(Element data from apps and pages)

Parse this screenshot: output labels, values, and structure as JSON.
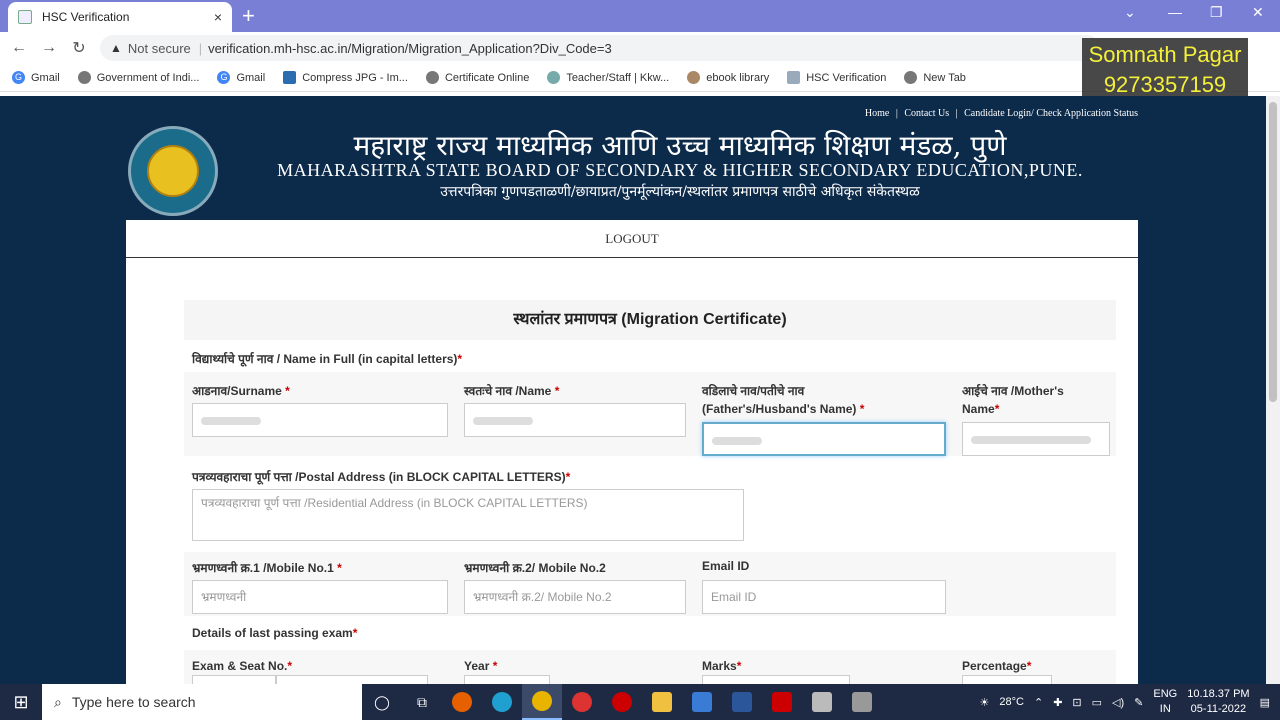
{
  "browser": {
    "tab_title": "HSC Verification",
    "tab_close": "×",
    "new_tab": "+",
    "not_secure": "Not secure",
    "url": "verification.mh-hsc.ac.in/Migration/Migration_Application?Div_Code=3",
    "bookmarks": [
      "Gmail",
      "Government of Indi...",
      "Gmail",
      "Compress JPG - Im...",
      "Certificate Online",
      "Teacher/Staff | Kkw...",
      "ebook library",
      "HSC Verification",
      "New Tab"
    ]
  },
  "overlay": {
    "name": "Somnath Pagar",
    "phone": "9273357159"
  },
  "site": {
    "toplinks": [
      "Home",
      "|",
      "Contact Us",
      "|",
      "Candidate Login/ Check Application Status"
    ],
    "title_mr": "महाराष्ट्र राज्य माध्यमिक आणि उच्च माध्यमिक शिक्षण मंडळ, पुणे",
    "title_en": "MAHARASHTRA STATE BOARD OF SECONDARY & HIGHER SECONDARY EDUCATION,PUNE.",
    "subtitle_mr": "उत्तरपत्रिका गुणपडताळणी/छायाप्रत/पुनर्मूल्यांकन/स्थलांतर प्रमाणपत्र साठीचे अधिकृत संकेतस्थळ",
    "logout": "LOGOUT"
  },
  "form": {
    "title": "स्थलांतर प्रमाणपत्र (Migration Certificate)",
    "full_name_label": "विद्यार्थ्याचे पूर्ण नाव / Name in Full (in capital letters)",
    "surname_label": "आडनाव/Surname",
    "name_label": "स्वतःचे नाव /Name",
    "father_label_1": "वडिलाचे नाव/पतीचे नाव",
    "father_label_2": "(Father's/Husband's Name)",
    "mother_label_1": "आईचे नाव /Mother's",
    "mother_label_2": "Name",
    "address_label": "पत्रव्यवहाराचा पूर्ण पत्ता /Postal Address (in BLOCK CAPITAL LETTERS)",
    "address_placeholder": "पत्रव्यवहाराचा पूर्ण पत्ता /Residential Address (in BLOCK CAPITAL LETTERS)",
    "mobile1_label": "भ्रमणध्वनी क्र.1 /Mobile No.1",
    "mobile1_placeholder": "भ्रमणध्वनी",
    "mobile2_label": "भ्रमणध्वनी क्र.2/ Mobile No.2",
    "mobile2_placeholder": "भ्रमणध्वनी क्र.2/ Mobile No.2",
    "email_label": "Email ID",
    "email_placeholder": "Email ID",
    "last_exam_label": "Details of last passing exam",
    "exam_seat_label": "Exam & Seat No.",
    "year_label": "Year",
    "marks_label": "Marks",
    "percentage_label": "Percentage",
    "required_mark": "*"
  },
  "taskbar": {
    "search_placeholder": "Type here to search",
    "weather": "28°C",
    "lang_1": "ENG",
    "lang_2": "IN",
    "time": "10.18.37 PM",
    "date": "05-11-2022"
  }
}
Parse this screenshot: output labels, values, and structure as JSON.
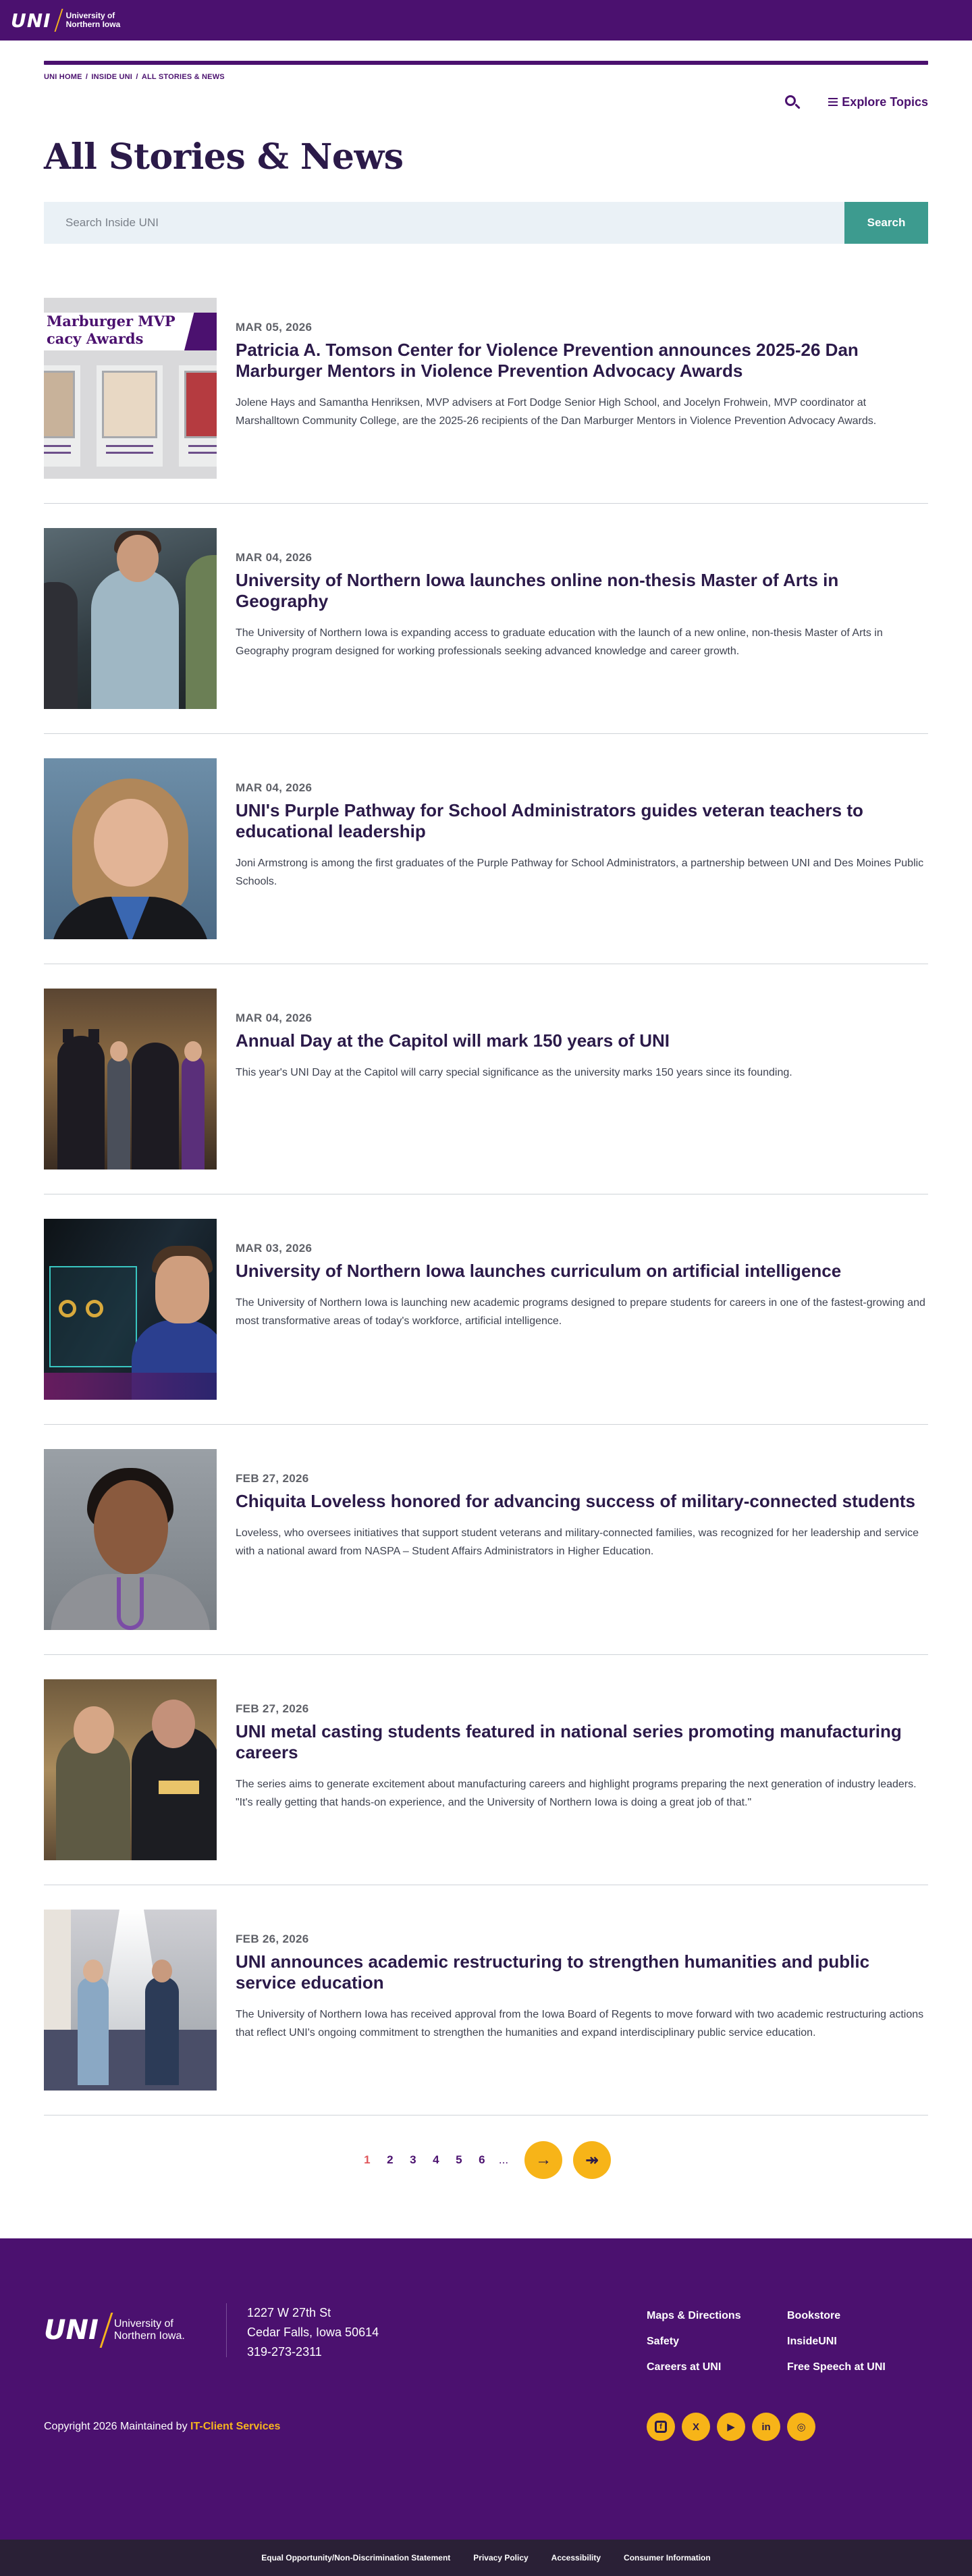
{
  "header": {
    "logo_mark": "UNI",
    "logo_line1": "University of",
    "logo_line2": "Northern Iowa"
  },
  "breadcrumb": [
    "UNI HOME",
    "INSIDE UNI",
    "ALL STORIES & NEWS"
  ],
  "utility": {
    "explore_label": "Explore Topics"
  },
  "page_title": "All Stories & News",
  "search": {
    "placeholder": "Search Inside UNI",
    "button_label": "Search"
  },
  "stories": [
    {
      "date": "MAR 05, 2026",
      "headline": "Patricia A. Tomson Center for Violence Prevention announces 2025-26 Dan Marburger Mentors in Violence Prevention Advocacy Awards",
      "summary": "Jolene Hays and Samantha Henriksen, MVP advisers at Fort Dodge Senior High School, and Jocelyn Frohwein, MVP coordinator at Marshalltown Community College, are the 2025-26 recipients of the Dan Marburger Mentors in Violence Prevention Advocacy Awards.",
      "thumb_text": "Marburger MVP\ncacy Awards"
    },
    {
      "date": "MAR 04, 2026",
      "headline": "University of Northern Iowa launches online non-thesis Master of Arts in Geography",
      "summary": "The University of Northern Iowa is expanding access to graduate education with the launch of a new online, non-thesis Master of Arts in Geography program designed for working professionals seeking advanced knowledge and career growth."
    },
    {
      "date": "MAR 04, 2026",
      "headline": "UNI's Purple Pathway for School Administrators guides veteran teachers to educational leadership",
      "summary": "Joni Armstrong is among the first graduates of the Purple Pathway for School Administrators, a partnership between UNI and Des Moines Public Schools."
    },
    {
      "date": "MAR 04, 2026",
      "headline": "Annual Day at the Capitol will mark 150 years of UNI",
      "summary": "This year's UNI Day at the Capitol will carry special significance as the university marks 150 years since its founding."
    },
    {
      "date": "MAR 03, 2026",
      "headline": "University of Northern Iowa launches curriculum on artificial intelligence",
      "summary": "The University of Northern Iowa is launching new academic programs designed to prepare students for careers in one of the fastest-growing and most transformative areas of today's workforce, artificial intelligence."
    },
    {
      "date": "FEB 27, 2026",
      "headline": "Chiquita Loveless honored for advancing success of military-connected students",
      "summary": "Loveless, who oversees initiatives that support student veterans and military-connected families, was recognized for her leadership and service with a national award from NASPA – Student Affairs Administrators in Higher Education."
    },
    {
      "date": "FEB 27, 2026",
      "headline": "UNI metal casting students featured in national series promoting manufacturing careers",
      "summary": "The series aims to generate excitement about manufacturing careers and highlight programs preparing the next generation of industry leaders. \"It's really getting that hands-on experience, and the University of Northern Iowa is doing a great job of that.\""
    },
    {
      "date": "FEB 26, 2026",
      "headline": "UNI announces academic restructuring to strengthen humanities and public service education",
      "summary": "The University of Northern Iowa has received approval from the Iowa Board of Regents to move forward with two academic restructuring actions that reflect UNI's ongoing commitment to strengthen the humanities and expand interdisciplinary public service education."
    }
  ],
  "pagination": {
    "pages": [
      "1",
      "2",
      "3",
      "4",
      "5",
      "6"
    ],
    "current": "1",
    "ellipsis": "...",
    "next_icon": "→",
    "last_icon": "↠"
  },
  "footer": {
    "logo_mark": "UNI",
    "logo_line1": "University of",
    "logo_line2": "Northern Iowa.",
    "address_line1": "1227 W 27th St",
    "address_line2": "Cedar Falls, Iowa 50614",
    "phone": "319-273-2311",
    "links": [
      "Maps & Directions",
      "Bookstore",
      "Safety",
      "InsideUNI",
      "Careers at UNI",
      "Free Speech at UNI"
    ],
    "copyright_prefix": "Copyright 2026 Maintained by ",
    "copyright_link": "IT-Client Services",
    "social": [
      {
        "name": "facebook-icon",
        "glyph": "f"
      },
      {
        "name": "x-icon",
        "glyph": "X"
      },
      {
        "name": "youtube-icon",
        "glyph": "▶"
      },
      {
        "name": "linkedin-icon",
        "glyph": "in"
      },
      {
        "name": "instagram-icon",
        "glyph": "◎"
      }
    ]
  },
  "bottom_links": [
    "Equal Opportunity/Non-Discrimination Statement",
    "Privacy Policy",
    "Accessibility",
    "Consumer Information"
  ],
  "colors": {
    "brand_purple": "#4b116f",
    "accent_gold": "#f7b418",
    "search_teal": "#3d9b8f"
  }
}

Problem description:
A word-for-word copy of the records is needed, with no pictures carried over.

Answer for this exercise:
Parse this screenshot: output labels, values, and structure as JSON.
{
  "browser": {
    "tab_title": "HSC Verification",
    "tab_close": "×",
    "new_tab": "+",
    "not_secure": "Not secure",
    "url": "verification.mh-hsc.ac.in/Migration/Migration_Application?Div_Code=3",
    "bookmarks": [
      "Gmail",
      "Government of Indi...",
      "Gmail",
      "Compress JPG - Im...",
      "Certificate Online",
      "Teacher/Staff | Kkw...",
      "ebook library",
      "HSC Verification",
      "New Tab"
    ]
  },
  "overlay": {
    "name": "Somnath Pagar",
    "phone": "9273357159"
  },
  "site": {
    "toplinks": [
      "Home",
      "|",
      "Contact Us",
      "|",
      "Candidate Login/ Check Application Status"
    ],
    "title_mr": "महाराष्ट्र राज्य माध्यमिक आणि उच्च माध्यमिक शिक्षण मंडळ, पुणे",
    "title_en": "MAHARASHTRA STATE BOARD OF SECONDARY & HIGHER SECONDARY EDUCATION,PUNE.",
    "subtitle_mr": "उत्तरपत्रिका गुणपडताळणी/छायाप्रत/पुनर्मूल्यांकन/स्थलांतर प्रमाणपत्र साठीचे अधिकृत संकेतस्थळ",
    "logout": "LOGOUT"
  },
  "form": {
    "title": "स्थलांतर प्रमाणपत्र (Migration Certificate)",
    "full_name_label": "विद्यार्थ्याचे पूर्ण नाव / Name in Full (in capital letters)",
    "surname_label": "आडनाव/Surname",
    "name_label": "स्वतःचे नाव /Name",
    "father_label_1": "वडिलाचे नाव/पतीचे नाव",
    "father_label_2": "(Father's/Husband's Name)",
    "mother_label_1": "आईचे नाव /Mother's",
    "mother_label_2": "Name",
    "address_label": "पत्रव्यवहाराचा पूर्ण पत्ता /Postal Address (in BLOCK CAPITAL LETTERS)",
    "address_placeholder": "पत्रव्यवहाराचा पूर्ण पत्ता /Residential Address (in BLOCK CAPITAL LETTERS)",
    "mobile1_label": "भ्रमणध्वनी क्र.1 /Mobile No.1",
    "mobile1_placeholder": "भ्रमणध्वनी",
    "mobile2_label": "भ्रमणध्वनी क्र.2/ Mobile No.2",
    "mobile2_placeholder": "भ्रमणध्वनी क्र.2/ Mobile No.2",
    "email_label": "Email ID",
    "email_placeholder": "Email ID",
    "last_exam_label": "Details of last passing exam",
    "exam_seat_label": "Exam & Seat No.",
    "year_label": "Year",
    "marks_label": "Marks",
    "percentage_label": "Percentage",
    "required_mark": "*"
  },
  "taskbar": {
    "search_placeholder": "Type here to search",
    "weather": "28°C",
    "lang_1": "ENG",
    "lang_2": "IN",
    "time": "10.18.37 PM",
    "date": "05-11-2022"
  }
}
Parse this screenshot: output labels, values, and structure as JSON.
{
  "header": {
    "logo_mark": "UNI",
    "logo_line1": "University of",
    "logo_line2": "Northern Iowa"
  },
  "breadcrumb": [
    "UNI HOME",
    "INSIDE UNI",
    "ALL STORIES & NEWS"
  ],
  "utility": {
    "explore_label": "Explore Topics"
  },
  "page_title": "All Stories & News",
  "search": {
    "placeholder": "Search Inside UNI",
    "button_label": "Search"
  },
  "stories": [
    {
      "date": "MAR 05, 2026",
      "headline": "Patricia A. Tomson Center for Violence Prevention announces 2025-26 Dan Marburger Mentors in Violence Prevention Advocacy Awards",
      "summary": "Jolene Hays and Samantha Henriksen, MVP advisers at Fort Dodge Senior High School, and Jocelyn Frohwein, MVP coordinator at Marshalltown Community College, are the 2025-26 recipients of the Dan Marburger Mentors in Violence Prevention Advocacy Awards.",
      "thumb_text": "Marburger MVP\ncacy Awards"
    },
    {
      "date": "MAR 04, 2026",
      "headline": "University of Northern Iowa launches online non-thesis Master of Arts in Geography",
      "summary": "The University of Northern Iowa is expanding access to graduate education with the launch of a new online, non-thesis Master of Arts in Geography program designed for working professionals seeking advanced knowledge and career growth."
    },
    {
      "date": "MAR 04, 2026",
      "headline": "UNI's Purple Pathway for School Administrators guides veteran teachers to educational leadership",
      "summary": "Joni Armstrong is among the first graduates of the Purple Pathway for School Administrators, a partnership between UNI and Des Moines Public Schools."
    },
    {
      "date": "MAR 04, 2026",
      "headline": "Annual Day at the Capitol will mark 150 years of UNI",
      "summary": "This year's UNI Day at the Capitol will carry special significance as the university marks 150 years since its founding."
    },
    {
      "date": "MAR 03, 2026",
      "headline": "University of Northern Iowa launches curriculum on artificial intelligence",
      "summary": "The University of Northern Iowa is launching new academic programs designed to prepare students for careers in one of the fastest-growing and most transformative areas of today's workforce, artificial intelligence."
    },
    {
      "date": "FEB 27, 2026",
      "headline": "Chiquita Loveless honored for advancing success of military-connected students",
      "summary": "Loveless, who oversees initiatives that support student veterans and military-connected families, was recognized for her leadership and service with a national award from NASPA – Student Affairs Administrators in Higher Education."
    },
    {
      "date": "FEB 27, 2026",
      "headline": "UNI metal casting students featured in national series promoting manufacturing careers",
      "summary": "The series aims to generate excitement about manufacturing careers and highlight programs preparing the next generation of industry leaders. \"It's really getting that hands-on experience, and the University of Northern Iowa is doing a great job of that.\""
    },
    {
      "date": "FEB 26, 2026",
      "headline": "UNI announces academic restructuring to strengthen humanities and public service education",
      "summary": "The University of Northern Iowa has received approval from the Iowa Board of Regents to move forward with two academic restructuring actions that reflect UNI's ongoing commitment to strengthen the humanities and expand interdisciplinary public service education."
    }
  ],
  "pagination": {
    "pages": [
      "1",
      "2",
      "3",
      "4",
      "5",
      "6"
    ],
    "current": "1",
    "ellipsis": "...",
    "next_icon": "→",
    "last_icon": "↠"
  },
  "footer": {
    "logo_mark": "UNI",
    "logo_line1": "University of",
    "logo_line2": "Northern Iowa.",
    "address_line1": "1227 W 27th St",
    "address_line2": "Cedar Falls, Iowa 50614",
    "phone": "319-273-2311",
    "links": [
      "Maps & Directions",
      "Bookstore",
      "Safety",
      "InsideUNI",
      "Careers at UNI",
      "Free Speech at UNI"
    ],
    "copyright_prefix": "Copyright 2026 Maintained by ",
    "copyright_link": "IT-Client Services",
    "social": [
      {
        "name": "facebook-icon",
        "glyph": "f"
      },
      {
        "name": "x-icon",
        "glyph": "X"
      },
      {
        "name": "youtube-icon",
        "glyph": "▶"
      },
      {
        "name": "linkedin-icon",
        "glyph": "in"
      },
      {
        "name": "instagram-icon",
        "glyph": "◎"
      }
    ]
  },
  "bottom_links": [
    "Equal Opportunity/Non-Discrimination Statement",
    "Privacy Policy",
    "Accessibility",
    "Consumer Information"
  ],
  "colors": {
    "brand_purple": "#4b116f",
    "accent_gold": "#f7b418",
    "search_teal": "#3d9b8f"
  }
}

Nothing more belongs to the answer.